Author: Sophie Jordan
Series: Uninvited #1
Published by: HarperTeen
Publication Date: January 28, 2014
Source: Publisher via Edelweiss
When Davy Hamilton's tests come back positive for Homicidal Tendency Syndrome (HTS)-aka the kill gene-she loses everything. Her boyfriend ditches her, her parents are scared of her, and she can forget about her bright future at Juilliard. Davy doesn't feel any different, but genes don't lie. One day she will kill someone.
Only Sean, a fellow HTS carrier, can relate to her new life. Davy wants to trust him; maybe he's not as dangerous as he seems. Or maybe Davy is just as deadly.
The first in a two-book series, Uninvited tackles intriguing questions about free will, identity, and human nature. Steeped in New York Times bestselling author Sophie Jordan's trademark mix of gripping action and breathless romance, this suspenseful tale is perfect for fans of James Patterson, Michelle Hodkin, and Lisa McMann.
This is ridiculous! No, not the book. My attempt at writing this review is ridiculous. I have rewrote it so many times, that I’m ready to just wash my hands of it. It should not be this difficult, but Uninvited gave me so many mixed feelings and had me all over the place. I was immediately drawn to the premise of this book, especially because of my psychology background in violence. The idea of having the ability to identify a ‘kill gene’ in people is fascinating. More importantly, what people do with that information is the big question.
Davy is the ultimate good girl living a privileged life. She has the hottest boyfriend in school, friends, and plans to go to Julliard. Until she tests positive for Homicidal Tendency Syndrome (HTS) and her life is turned upside down. I thought Davy was an okay character. She was hypocritical throughout the book, but I understood why she felt the way she did. She’s been pretty sheltered all her life, so she’s a bit naïve about people. At the same time she is still in the “us vs them” mentality, and really, that’s the world she was forced to be in. I didn’t love her or anything, but she wasn’t terrible. When it came to the secondary characters, I didn’t find any of them all that interesting. With maybe the exception of Mitchell, Davy’s brother. His love and loyalty for his sister made me choke up, and was really the only time I truly felt anything for any of them. I probably would’ve liked the book a lot more had I cared for the characters.

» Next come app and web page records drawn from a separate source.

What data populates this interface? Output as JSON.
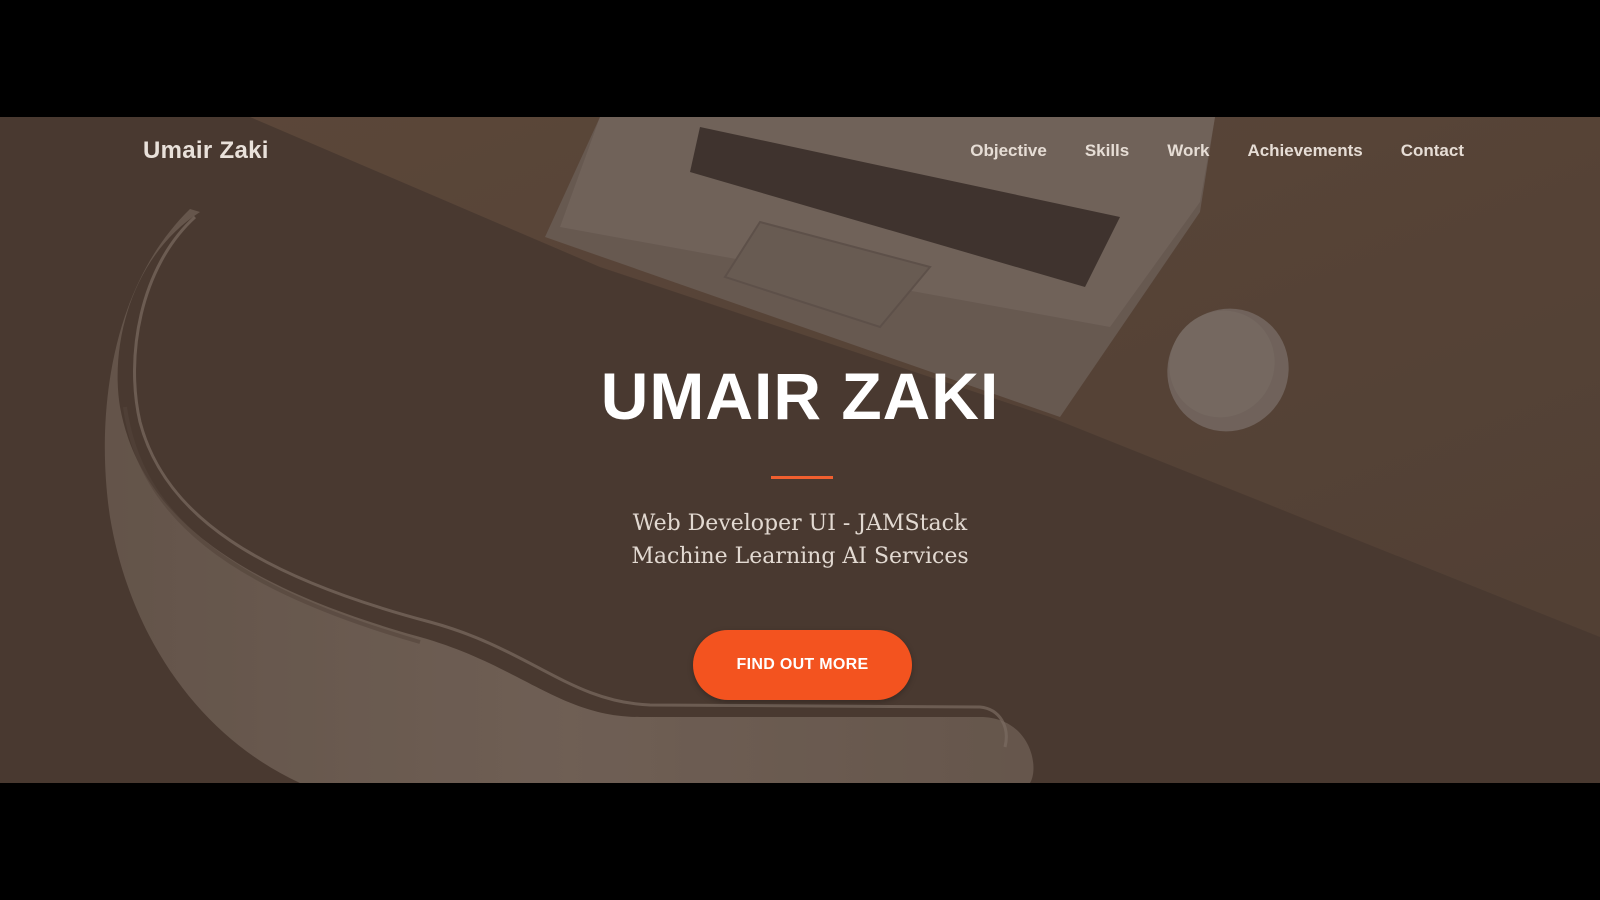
{
  "brand": "Umair Zaki",
  "nav": {
    "items": [
      "Objective",
      "Skills",
      "Work",
      "Achievements",
      "Contact"
    ]
  },
  "hero": {
    "title": "UMAIR ZAKI",
    "subtitle_lines": [
      "Web Developer UI - JAMStack",
      "Machine Learning AI Services"
    ],
    "cta_label": "FIND OUT MORE"
  },
  "colors": {
    "accent": "#f3531f",
    "overlay": "#4f4037",
    "letterbox": "#000000"
  },
  "icons": [
    "laptop-illustration",
    "mouse-illustration",
    "chair-illustration"
  ]
}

As more and more people test positive for HTC, more restrictions are put on them. They are treated like criminals before they even do anything. Davy has to go to a public school with other HTC carriers, where they are segregated away from the rest of the students. And it gets worse from there. This is where I had issues. The biggest problem I had with Uninvited was the lack of answers to my many questions, and the logic behind certain situations didn’t mesh well. Plus, the scientist in me needed more than what this book gave me. I constantly had to remind myself that this was fiction, and not to take it too seriously. I was at war with myself and this book the entire time. I did like it, but would’ve preferred more answers. Sometimes it’s difficult to turn off the analytical part of my brain and just enjoy something.
Fear is an interesting thing. It has to ability to manipulate and control people so easily. A big part of me thought how unrealistic this was, in how quickly things escalated. But then at the same time, stuff like this does happen. Fear plays a huge role in how people behave and react. We see it all the time even though people may not realize it, especially when they don’t use critical thinking and automatically believe what is fed to them – how easily it can turn into mass hysteria. I really liked this aspect of the book. I also liked how it showed the hypocrisy of the people who were supposed to be the good non-carriers, because that kind of thing has been happening throughout history since the beginning of time.
There are so many other things that I went back-and-forth on with the Uninvited, but I can’t get into them all or this will go on forever and be majorly spoiler-ish. I’m sure there will be those who love it and those who hate it, but my feelings for it fluctuate a lot. Overall, though, I can appreciate what the author did. I would like to read the next book in the series, but I don’t know if it will be a top priority.